In the past, owning a car was a nice thing to be able to do, but it wasn’t essential. Today, for a lot of people, at least, things have definitely changed, and owning a car has become a must. Whether it’s because of living in a rural area, not being able to rely on public transport, working shifts, or just needing to have the freedom to come and go as you please, the fact is that more people need a car than not, which then leads to financial considerations because cars are not cheap to buy or to run.
Luckily, car ownership, whether it’s for you or a family member, is not impossible, and there are lots of useful financial tips to try out to ensure you’re only spending what you really need to spend on a vehicle. With that in mind, keep reading to find out what some of those tips are.
Pay A Bigger Deposit
While it might be tempting to pay as little as possible when it comes to your deposit on a new car and spread the cost over a long period of time, that’s not necessarily the best option, and it will certainly mean you end up paying more by the time you pay the vehicle off, thanks to interest charges on any loan you might take on.
It’s far better to pay as large a deposit as you can because the reduces how much you’ll pay each month, how long you’ll be paying for, and you’ll have less interest to pay as well. All in all, even though it might take longer to save up and might feel like more of a wrench when you pay a big deposit, there are more benefits than downsides when it comes to your finances.
Do Your Research
When you only have a certain amount of money to spend, as most people who are buying a car will have, you’ll want to ensure you’re getting the best value car for the money. Make sure you research everything about the various makes and models you’re interested in to find out which one is the best buy for your personal needs, and you’re more likely to get a good deal rather than regret the purchase soon as you make it (at which point, there’s not a lot you can do about it).

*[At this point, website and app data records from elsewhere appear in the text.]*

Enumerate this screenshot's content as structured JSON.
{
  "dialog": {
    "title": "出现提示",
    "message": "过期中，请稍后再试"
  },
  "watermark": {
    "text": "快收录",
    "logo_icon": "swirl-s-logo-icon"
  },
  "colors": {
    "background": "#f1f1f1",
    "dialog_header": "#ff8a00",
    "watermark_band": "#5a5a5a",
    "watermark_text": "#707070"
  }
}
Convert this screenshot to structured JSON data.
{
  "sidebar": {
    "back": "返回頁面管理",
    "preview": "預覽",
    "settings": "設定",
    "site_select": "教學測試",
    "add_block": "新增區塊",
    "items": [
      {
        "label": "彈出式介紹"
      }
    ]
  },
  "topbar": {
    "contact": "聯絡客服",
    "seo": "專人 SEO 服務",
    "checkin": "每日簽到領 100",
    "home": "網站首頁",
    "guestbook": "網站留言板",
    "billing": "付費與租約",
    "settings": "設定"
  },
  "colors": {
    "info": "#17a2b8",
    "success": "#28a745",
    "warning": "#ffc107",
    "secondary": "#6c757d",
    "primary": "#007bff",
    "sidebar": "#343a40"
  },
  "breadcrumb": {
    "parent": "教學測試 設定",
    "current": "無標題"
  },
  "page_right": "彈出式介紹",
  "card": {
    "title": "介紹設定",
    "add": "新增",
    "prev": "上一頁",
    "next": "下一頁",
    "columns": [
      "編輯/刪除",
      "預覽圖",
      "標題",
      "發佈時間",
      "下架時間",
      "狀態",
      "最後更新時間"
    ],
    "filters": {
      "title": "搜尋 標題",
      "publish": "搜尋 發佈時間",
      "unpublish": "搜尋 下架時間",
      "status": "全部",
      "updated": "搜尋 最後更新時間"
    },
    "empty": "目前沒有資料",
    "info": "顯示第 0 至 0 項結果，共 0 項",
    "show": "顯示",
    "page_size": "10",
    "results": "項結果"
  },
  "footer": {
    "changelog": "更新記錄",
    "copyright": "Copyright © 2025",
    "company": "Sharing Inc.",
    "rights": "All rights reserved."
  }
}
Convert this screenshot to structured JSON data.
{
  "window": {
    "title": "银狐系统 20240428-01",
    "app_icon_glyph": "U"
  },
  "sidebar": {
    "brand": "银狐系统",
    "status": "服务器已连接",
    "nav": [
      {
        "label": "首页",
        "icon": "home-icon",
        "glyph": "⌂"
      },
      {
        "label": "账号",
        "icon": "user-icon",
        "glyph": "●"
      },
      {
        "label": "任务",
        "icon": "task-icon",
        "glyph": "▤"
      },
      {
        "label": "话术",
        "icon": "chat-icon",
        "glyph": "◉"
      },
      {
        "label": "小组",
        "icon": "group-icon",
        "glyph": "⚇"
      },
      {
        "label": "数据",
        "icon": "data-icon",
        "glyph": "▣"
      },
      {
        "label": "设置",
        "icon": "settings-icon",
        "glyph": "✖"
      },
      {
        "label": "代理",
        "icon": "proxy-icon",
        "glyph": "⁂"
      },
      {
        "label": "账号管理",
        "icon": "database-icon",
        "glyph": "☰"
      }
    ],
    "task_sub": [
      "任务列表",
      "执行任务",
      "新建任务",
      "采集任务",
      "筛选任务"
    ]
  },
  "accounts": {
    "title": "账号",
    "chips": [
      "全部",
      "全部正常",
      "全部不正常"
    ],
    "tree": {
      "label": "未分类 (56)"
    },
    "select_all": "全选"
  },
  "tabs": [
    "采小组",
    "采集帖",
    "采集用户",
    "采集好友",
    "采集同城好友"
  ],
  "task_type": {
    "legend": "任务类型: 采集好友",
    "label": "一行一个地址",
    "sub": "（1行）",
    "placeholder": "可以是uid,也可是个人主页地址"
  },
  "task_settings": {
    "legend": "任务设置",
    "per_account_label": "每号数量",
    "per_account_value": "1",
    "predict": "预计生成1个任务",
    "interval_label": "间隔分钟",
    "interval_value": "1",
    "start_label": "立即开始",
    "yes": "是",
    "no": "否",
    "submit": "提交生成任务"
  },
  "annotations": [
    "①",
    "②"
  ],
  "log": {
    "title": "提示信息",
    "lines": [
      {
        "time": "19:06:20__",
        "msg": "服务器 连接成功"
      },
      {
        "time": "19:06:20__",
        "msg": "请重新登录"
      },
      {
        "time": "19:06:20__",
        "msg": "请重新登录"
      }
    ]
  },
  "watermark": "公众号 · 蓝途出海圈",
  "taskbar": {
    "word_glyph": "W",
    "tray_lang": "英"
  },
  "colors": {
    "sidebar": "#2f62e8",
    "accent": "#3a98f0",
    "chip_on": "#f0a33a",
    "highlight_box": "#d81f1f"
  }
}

Don’t stop doing research even after you’ve worked out which car is best for you. You can use a site like Edmunds to find examples of that exact car and see what the best price is before you commit to anything. All these checks and balances should mean you get the right car at the right price, and you might be able to save yourself a lot of money in the process.
Factor In Hidden Costs
There’s the cost of buying the car that’s going to be obvious right from the start, but there will be other costs as well, and they won’t be so obvious – this includes things like how much gas you’ll need to buy, what the insurance premiums are like, how expensive repair and maintenance bills would be, and so on.
The best thing to do is to factor this into your research and make sure you add it to the monthly outgoings you’re going to have to allocate to the car. It’s all very well saying you can afford the repayments, but could you still afford them when you have to pay for insurance and fuel as well? Checking these things in advance can stop you from making a costly mistake and help guide you to the right car instead.